  • Unexpected behavior: we selected solely another column of the table where the CLS is applied and could not retrieve any values. ⚠️ We will discuss the unexpected behavior in the "Why did we experience the unexpected behaviour?" chapter below. 

  • To ensure that the CLS was applied correctly, we directly queried the Fabric Warehouse. The CLS was indeed applied accurately to the Fabric Warehouse, and it worked as intended when we queried (1) the protected column ([TotalAmount]) and (2) the whole table without that protected column.SQL Query in Fabric Warehouse restricting access to the [TotalAmount] column as per the CLS.

SQL Query in Fabric Warehouse returning values for all the other columns of that table.

Why did we experience the unexpected behaviour?

After discovering an unexpected behavior on the CLS, which prevented us from obtaining data correctly from a table where a CLS was applied in Power BI Direct Lake, we reached out to Microsoft for assistance.
Their response was that CLS was functioning as intended. However, due to the fact that CLS secures data and metadata at the data source level, it does not cut across workload as cleanly as RLS. In some cases, metadata queries on DirectQuery may fail even when the referred column isn't explicitly referred to by the visual. Microsoft suggested that a better solution would be to use Dynamic Data Masking for Fabric Warehouse. This method is complementary to RLS and CLS, but does not replace them.
The idea behind Dynamic Data Masking is to replace part or all of the data values with a specified pattern (the "Mask") for unprivileged users. By doing so, the information appears redacted, limiting sensitive data exposure.

1. Implementing Dynamic Data Masking in Fabric Warehouse.
First, if needed, we deny the UNMASK capability to the user:

We execute the following query in Fabric Warehouse to apply the data masking to the [City] column in the dbo.Geography table to replace the last part of the string with ‘XXXX’:
ALTER TABLE [dbo].[Geography]


2. Testing that the Dynamic Data Masking applies correctly in Power BI.
As we can see below, the column [City] has its last characters replaced by ‘XXXX’. The mask works correctly.

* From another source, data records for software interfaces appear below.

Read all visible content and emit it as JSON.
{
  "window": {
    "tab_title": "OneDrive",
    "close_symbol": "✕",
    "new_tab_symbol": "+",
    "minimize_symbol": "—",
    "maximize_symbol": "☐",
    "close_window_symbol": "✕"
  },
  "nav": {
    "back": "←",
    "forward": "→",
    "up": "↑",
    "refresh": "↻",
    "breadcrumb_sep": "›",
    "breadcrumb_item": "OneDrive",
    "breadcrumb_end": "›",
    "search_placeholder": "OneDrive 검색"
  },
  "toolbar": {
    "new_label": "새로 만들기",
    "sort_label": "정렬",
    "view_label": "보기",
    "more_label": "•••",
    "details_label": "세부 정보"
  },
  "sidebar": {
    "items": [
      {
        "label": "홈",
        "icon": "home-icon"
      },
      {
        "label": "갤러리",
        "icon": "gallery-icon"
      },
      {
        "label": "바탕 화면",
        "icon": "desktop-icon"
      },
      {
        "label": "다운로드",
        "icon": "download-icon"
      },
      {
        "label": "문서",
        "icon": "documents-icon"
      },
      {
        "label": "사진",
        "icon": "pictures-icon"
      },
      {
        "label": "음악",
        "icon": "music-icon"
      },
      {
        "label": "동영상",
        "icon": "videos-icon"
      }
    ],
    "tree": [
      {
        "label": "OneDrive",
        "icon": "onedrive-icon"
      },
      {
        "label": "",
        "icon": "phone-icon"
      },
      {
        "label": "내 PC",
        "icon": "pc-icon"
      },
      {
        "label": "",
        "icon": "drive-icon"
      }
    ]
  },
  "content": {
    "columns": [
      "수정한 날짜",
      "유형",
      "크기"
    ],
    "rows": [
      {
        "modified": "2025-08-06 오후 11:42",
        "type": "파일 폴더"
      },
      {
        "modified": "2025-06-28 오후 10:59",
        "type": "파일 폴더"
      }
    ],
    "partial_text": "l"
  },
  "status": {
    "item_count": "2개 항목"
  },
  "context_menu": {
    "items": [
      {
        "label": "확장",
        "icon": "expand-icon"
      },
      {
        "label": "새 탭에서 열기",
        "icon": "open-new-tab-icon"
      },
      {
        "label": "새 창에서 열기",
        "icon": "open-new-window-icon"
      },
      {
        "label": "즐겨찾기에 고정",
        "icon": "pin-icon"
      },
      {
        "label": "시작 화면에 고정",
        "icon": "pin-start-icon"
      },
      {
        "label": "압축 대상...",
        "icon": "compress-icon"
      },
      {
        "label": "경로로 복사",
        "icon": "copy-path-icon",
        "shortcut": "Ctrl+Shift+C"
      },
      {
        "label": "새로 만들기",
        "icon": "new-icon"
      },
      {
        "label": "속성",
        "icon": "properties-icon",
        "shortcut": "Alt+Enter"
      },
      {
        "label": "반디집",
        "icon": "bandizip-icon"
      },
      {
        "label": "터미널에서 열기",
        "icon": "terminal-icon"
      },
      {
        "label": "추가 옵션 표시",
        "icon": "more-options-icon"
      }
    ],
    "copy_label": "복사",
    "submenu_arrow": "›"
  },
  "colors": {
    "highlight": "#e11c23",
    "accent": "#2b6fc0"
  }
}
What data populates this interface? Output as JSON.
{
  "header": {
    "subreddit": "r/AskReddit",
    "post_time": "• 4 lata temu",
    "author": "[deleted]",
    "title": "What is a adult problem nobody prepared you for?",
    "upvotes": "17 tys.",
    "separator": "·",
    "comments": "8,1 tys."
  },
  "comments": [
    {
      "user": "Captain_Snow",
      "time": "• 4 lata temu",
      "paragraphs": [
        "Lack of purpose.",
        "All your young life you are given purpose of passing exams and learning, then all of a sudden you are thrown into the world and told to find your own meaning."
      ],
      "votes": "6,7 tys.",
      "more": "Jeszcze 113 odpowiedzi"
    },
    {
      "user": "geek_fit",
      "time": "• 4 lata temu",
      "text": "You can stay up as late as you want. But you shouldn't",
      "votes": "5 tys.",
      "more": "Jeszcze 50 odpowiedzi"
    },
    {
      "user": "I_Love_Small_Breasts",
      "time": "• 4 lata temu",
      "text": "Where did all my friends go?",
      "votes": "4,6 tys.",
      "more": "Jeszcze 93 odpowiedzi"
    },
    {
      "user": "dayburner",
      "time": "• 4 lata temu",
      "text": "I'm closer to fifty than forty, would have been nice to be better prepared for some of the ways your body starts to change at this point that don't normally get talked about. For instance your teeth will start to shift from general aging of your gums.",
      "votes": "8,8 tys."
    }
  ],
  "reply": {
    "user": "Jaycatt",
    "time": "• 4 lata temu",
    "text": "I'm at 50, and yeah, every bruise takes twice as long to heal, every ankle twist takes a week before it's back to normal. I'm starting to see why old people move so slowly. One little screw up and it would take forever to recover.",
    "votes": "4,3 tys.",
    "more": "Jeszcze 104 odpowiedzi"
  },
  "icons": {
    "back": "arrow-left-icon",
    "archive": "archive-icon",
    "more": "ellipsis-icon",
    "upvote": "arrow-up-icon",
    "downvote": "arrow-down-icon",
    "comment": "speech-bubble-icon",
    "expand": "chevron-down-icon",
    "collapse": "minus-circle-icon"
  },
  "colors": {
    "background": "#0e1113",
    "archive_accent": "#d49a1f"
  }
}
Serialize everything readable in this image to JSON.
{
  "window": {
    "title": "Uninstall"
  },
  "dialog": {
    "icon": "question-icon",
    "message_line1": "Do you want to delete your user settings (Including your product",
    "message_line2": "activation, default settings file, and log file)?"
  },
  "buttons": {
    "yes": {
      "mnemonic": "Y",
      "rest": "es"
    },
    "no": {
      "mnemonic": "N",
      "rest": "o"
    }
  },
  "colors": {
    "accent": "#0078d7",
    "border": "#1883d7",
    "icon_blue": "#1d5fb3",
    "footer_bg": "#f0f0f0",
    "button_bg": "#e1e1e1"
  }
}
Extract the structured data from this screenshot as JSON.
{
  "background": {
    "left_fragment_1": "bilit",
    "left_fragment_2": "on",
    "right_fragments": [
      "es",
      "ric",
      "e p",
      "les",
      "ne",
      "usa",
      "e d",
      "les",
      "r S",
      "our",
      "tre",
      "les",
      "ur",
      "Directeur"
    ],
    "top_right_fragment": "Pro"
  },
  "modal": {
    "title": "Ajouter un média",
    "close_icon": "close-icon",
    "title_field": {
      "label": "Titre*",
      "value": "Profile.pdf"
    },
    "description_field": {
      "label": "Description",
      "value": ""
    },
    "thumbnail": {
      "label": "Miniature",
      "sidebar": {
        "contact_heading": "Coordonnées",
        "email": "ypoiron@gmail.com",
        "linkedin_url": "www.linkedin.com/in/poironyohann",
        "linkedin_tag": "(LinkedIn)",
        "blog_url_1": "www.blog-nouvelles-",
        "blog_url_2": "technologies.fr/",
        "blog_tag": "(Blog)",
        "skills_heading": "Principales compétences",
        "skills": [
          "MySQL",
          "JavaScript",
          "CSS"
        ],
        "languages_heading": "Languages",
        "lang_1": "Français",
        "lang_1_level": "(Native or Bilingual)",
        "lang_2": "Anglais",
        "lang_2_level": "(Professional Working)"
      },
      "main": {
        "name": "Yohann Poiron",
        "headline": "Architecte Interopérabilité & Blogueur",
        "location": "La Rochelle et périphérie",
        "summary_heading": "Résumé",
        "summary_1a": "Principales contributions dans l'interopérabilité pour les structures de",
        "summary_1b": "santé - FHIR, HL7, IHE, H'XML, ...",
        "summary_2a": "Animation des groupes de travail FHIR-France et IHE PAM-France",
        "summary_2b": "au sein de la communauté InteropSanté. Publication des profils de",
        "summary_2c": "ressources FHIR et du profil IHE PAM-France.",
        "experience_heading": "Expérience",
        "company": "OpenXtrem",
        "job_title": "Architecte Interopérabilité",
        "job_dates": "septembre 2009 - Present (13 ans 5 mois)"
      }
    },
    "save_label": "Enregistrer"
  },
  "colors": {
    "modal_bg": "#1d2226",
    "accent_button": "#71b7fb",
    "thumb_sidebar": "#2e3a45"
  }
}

3. Testing the Row Level Security in combination with the Dynamic Data Masking in Power BI.
To be thorough, we tried the Row Level Security mechanism with Dynamic Data Masking. To do so, we applied the RLS using the same table and the same column as the one used for testing the Dynamic Data Masking above (i.e., the [City] column on the [dbo].[Geography] table). We created the security function as “WHERE @City = 'Aberdeen';”.
As shown below, both mechanisms work as expected, even when used together. The column [City] is filtered only to show ‘Aberdeen’, but also applies the mask as it replaced the last characters with ‘XXXX’.